[What to produce] Which lines of the data contain the string "JSON"? Show each of them.

[Information given]
--- --- ---

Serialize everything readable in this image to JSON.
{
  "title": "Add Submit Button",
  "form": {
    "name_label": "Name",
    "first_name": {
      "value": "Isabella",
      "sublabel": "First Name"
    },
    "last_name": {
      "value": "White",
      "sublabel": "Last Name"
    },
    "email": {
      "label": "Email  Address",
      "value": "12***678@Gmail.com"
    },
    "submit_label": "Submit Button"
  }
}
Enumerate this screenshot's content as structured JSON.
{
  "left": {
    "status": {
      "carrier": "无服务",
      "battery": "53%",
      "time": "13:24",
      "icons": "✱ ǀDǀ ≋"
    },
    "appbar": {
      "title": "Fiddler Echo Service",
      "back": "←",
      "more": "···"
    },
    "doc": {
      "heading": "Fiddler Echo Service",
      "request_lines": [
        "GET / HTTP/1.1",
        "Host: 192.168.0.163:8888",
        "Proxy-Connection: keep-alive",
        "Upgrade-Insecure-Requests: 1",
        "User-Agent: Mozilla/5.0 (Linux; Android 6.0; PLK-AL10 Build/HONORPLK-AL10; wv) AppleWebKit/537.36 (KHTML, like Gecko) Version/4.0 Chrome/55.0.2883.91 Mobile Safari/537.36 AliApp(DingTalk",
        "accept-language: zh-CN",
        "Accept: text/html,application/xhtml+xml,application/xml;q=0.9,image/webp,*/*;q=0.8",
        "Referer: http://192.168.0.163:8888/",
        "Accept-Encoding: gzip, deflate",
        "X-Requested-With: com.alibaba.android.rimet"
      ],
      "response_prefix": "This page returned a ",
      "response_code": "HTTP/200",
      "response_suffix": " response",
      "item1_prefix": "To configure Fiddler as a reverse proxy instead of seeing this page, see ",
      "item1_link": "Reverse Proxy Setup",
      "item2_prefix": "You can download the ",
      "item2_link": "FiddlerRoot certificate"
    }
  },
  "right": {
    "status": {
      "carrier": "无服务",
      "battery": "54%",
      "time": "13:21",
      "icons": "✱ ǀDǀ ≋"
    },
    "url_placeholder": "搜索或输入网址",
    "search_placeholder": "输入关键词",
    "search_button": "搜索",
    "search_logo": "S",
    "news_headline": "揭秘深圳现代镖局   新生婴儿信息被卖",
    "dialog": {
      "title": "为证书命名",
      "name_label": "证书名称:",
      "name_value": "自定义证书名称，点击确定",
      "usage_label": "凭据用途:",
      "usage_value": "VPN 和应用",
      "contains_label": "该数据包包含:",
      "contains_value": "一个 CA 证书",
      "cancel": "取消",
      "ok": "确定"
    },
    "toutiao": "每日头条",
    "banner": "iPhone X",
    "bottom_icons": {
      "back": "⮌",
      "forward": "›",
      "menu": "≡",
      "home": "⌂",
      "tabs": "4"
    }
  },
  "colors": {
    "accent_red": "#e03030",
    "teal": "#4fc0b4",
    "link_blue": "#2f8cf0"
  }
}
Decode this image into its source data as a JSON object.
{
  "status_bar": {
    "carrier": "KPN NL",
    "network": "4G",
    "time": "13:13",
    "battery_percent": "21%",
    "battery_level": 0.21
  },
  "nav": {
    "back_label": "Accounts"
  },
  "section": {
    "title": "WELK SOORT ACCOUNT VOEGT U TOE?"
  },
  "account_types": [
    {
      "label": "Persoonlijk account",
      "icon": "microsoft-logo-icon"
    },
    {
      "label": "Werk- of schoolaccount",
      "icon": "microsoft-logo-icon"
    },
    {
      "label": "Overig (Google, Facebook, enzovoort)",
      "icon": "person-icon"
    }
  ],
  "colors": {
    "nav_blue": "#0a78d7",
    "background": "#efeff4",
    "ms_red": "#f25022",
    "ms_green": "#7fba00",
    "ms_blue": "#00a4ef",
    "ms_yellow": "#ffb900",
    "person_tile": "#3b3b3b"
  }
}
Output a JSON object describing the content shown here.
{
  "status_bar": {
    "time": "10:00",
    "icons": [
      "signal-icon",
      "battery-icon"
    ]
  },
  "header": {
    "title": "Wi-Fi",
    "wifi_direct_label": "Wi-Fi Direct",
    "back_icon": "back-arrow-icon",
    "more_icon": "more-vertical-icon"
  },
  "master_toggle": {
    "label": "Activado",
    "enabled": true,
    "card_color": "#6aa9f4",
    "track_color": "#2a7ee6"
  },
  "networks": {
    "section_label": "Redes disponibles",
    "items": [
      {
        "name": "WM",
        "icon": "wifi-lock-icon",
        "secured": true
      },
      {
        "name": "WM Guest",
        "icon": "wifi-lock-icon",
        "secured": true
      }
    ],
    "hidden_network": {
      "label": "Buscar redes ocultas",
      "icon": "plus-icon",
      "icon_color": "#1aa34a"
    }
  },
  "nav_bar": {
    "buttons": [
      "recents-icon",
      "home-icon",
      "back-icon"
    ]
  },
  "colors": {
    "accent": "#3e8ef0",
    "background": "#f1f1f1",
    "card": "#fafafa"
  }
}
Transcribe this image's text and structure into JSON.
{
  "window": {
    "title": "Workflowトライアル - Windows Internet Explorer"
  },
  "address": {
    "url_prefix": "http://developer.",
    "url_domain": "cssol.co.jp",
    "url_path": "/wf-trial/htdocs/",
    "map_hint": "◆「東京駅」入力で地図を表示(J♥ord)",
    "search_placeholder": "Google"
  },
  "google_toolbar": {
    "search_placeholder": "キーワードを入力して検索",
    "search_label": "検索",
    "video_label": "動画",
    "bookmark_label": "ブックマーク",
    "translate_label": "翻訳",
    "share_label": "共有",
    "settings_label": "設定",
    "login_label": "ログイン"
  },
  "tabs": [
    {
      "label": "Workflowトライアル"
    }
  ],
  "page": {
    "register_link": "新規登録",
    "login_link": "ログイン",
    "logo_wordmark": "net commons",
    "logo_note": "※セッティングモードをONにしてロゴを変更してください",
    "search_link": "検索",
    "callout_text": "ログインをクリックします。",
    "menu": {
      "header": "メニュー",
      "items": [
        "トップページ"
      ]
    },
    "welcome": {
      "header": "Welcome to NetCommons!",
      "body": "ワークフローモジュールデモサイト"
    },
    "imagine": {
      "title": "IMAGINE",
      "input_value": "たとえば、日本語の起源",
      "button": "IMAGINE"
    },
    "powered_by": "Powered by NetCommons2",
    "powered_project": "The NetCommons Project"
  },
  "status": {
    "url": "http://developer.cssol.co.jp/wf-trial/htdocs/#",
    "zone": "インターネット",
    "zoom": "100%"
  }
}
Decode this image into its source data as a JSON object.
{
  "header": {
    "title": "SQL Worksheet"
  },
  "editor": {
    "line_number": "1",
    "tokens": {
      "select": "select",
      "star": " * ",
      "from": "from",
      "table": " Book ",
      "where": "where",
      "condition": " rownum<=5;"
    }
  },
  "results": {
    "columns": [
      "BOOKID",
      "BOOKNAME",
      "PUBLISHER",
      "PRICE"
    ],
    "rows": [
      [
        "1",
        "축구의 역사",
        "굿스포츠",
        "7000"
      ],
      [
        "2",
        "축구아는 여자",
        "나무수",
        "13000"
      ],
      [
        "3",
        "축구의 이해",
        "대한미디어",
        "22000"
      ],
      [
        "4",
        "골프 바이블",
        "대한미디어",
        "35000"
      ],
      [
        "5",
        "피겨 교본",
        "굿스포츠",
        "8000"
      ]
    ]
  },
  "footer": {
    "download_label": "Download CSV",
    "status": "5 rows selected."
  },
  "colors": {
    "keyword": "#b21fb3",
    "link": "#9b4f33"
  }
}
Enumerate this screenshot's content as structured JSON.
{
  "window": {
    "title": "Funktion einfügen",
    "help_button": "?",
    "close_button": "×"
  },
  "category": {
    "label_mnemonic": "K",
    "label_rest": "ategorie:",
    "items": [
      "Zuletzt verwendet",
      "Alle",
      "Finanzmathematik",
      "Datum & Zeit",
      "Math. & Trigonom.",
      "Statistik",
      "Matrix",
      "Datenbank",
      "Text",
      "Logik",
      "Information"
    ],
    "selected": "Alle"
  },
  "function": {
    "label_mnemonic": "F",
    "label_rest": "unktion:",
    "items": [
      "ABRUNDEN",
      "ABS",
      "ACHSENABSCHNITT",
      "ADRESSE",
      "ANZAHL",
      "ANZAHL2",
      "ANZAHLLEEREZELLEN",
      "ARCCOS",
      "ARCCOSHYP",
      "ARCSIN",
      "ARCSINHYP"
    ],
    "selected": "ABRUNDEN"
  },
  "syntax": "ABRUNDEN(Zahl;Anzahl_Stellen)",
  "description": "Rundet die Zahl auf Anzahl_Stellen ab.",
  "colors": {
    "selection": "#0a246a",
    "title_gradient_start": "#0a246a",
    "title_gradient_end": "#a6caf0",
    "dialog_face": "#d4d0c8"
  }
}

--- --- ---

[Final answer]
Serialize everything readable in this image to JSON.
Enumerate this screenshot's content as structured JSON.
Decode this image into its source data as a JSON object.
Output a JSON object describing the content shown here.
Transcribe this image's text and structure into JSON.
Decode this image into its source data as a JSON object.
Enumerate this screenshot's content as structured JSON.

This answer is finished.